One renter has rented an apartment for the past three years.
Renting works for her because she admits to having "no interest in fixing things; I can barely change a light bulb. Someday, if I get married, I'll have a house and a yard and I'll share the chores, but not now."
Rent or own? Each has its merits, but the recession upended conventional wisdom that homeownership is right for everyone.
No longer does your real estate investment necessarily grow steadily in value after you buy it.
No longer is making real estate your No. 1 investment the best decision as it was when grandpa sank his every penny into his first house. As pensions go the way of the milkman, today's smart investor builds a diversified portfolio that ensures when one asset is down, another is up.
No longer does every household have a "honey" to tackle the honey-do list that comes with homeownership. More homeowners are single. And many couples have hectic, dual-career lives that leave little time for lawn mowing and gutter cleaning.
No longer is graduation, marriage, homeownership and children the prescribed route for young people. For many, homeownership must wait.
A financial planner can help you weigh your options. Much depends on your life stage. For instance, it might be a good decision for a couple in their 30s to buy a house if they plan to stay put for the next 20 years.
But that same couple may be better off renting after retirement, when they want to be able to fly south for the winter while a landlord looks after their home.
Renting suits you if:
Housing market fluctuations give you the jitters.
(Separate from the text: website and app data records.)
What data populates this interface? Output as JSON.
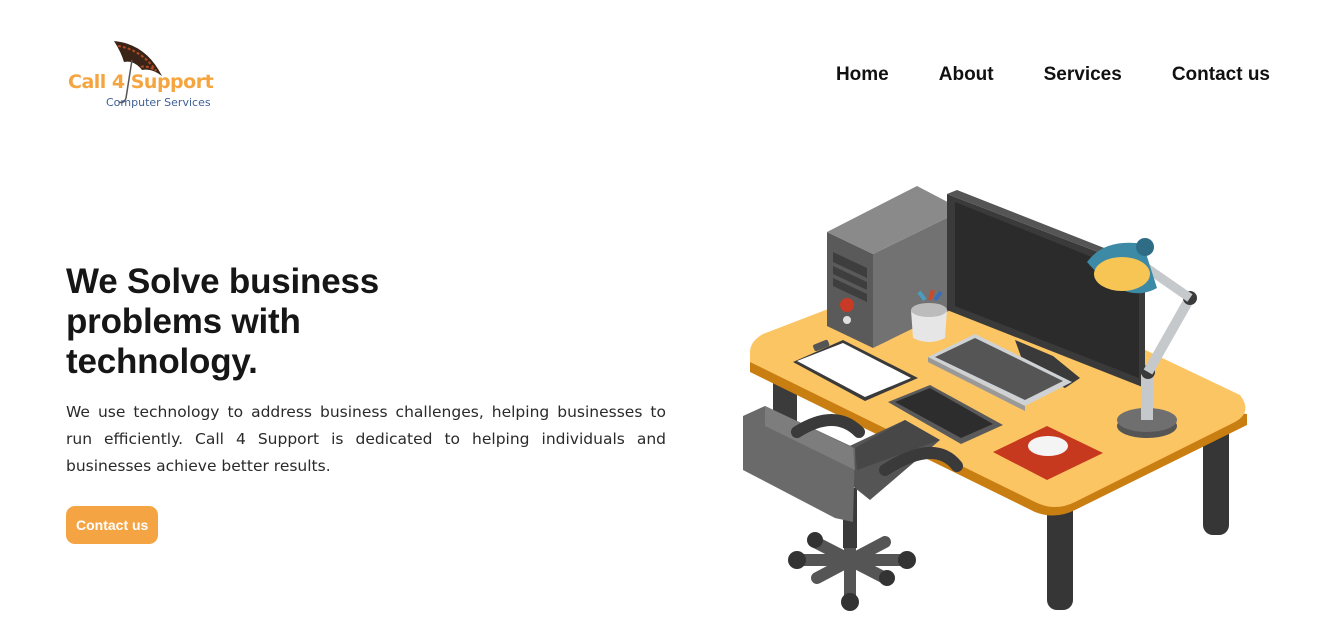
{
  "brand": {
    "name": "Call 4 Support",
    "tagline": "Computer Services",
    "colors": {
      "accent": "#f5a444",
      "brand_blue": "#3e5f95"
    }
  },
  "nav": {
    "items": [
      {
        "label": "Home"
      },
      {
        "label": "About"
      },
      {
        "label": "Services"
      },
      {
        "label": "Contact us"
      }
    ]
  },
  "hero": {
    "title_line1": "We Solve business",
    "title_line2": "problems with",
    "title_line3": "technology.",
    "description": "We use technology to address business challenges, helping businesses to run efficiently. Call 4 Support is dedicated to helping individuals and businesses achieve better results.",
    "cta_label": "Contact us"
  },
  "illustration": {
    "icon": "office-desk-illustration",
    "parts": [
      "desktop-tower",
      "monitor",
      "desk-lamp",
      "keyboard",
      "clipboard",
      "tablet",
      "mouse",
      "pen-cup",
      "office-chair"
    ]
  }
}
You do not have enough money for a down payment. This is not only an obstacle for young people with few assets, but also for retired people with fixed incomes who need this money to live on. Yes, there are zero-down mortgages, but they come with high interest rates.
You have no time or inclination for home repairs and chores. The carpet needs cleaning or the broken pipe needs fixing, and my landlord does it.
You have no emergency fund. If you tend to be short on cash at the end of the month, you probably do not have enough money to cover household crises.
For more information on renting apartments in Glen Allen, VA contact The Gardens.
Excerpts - Chicago Tribune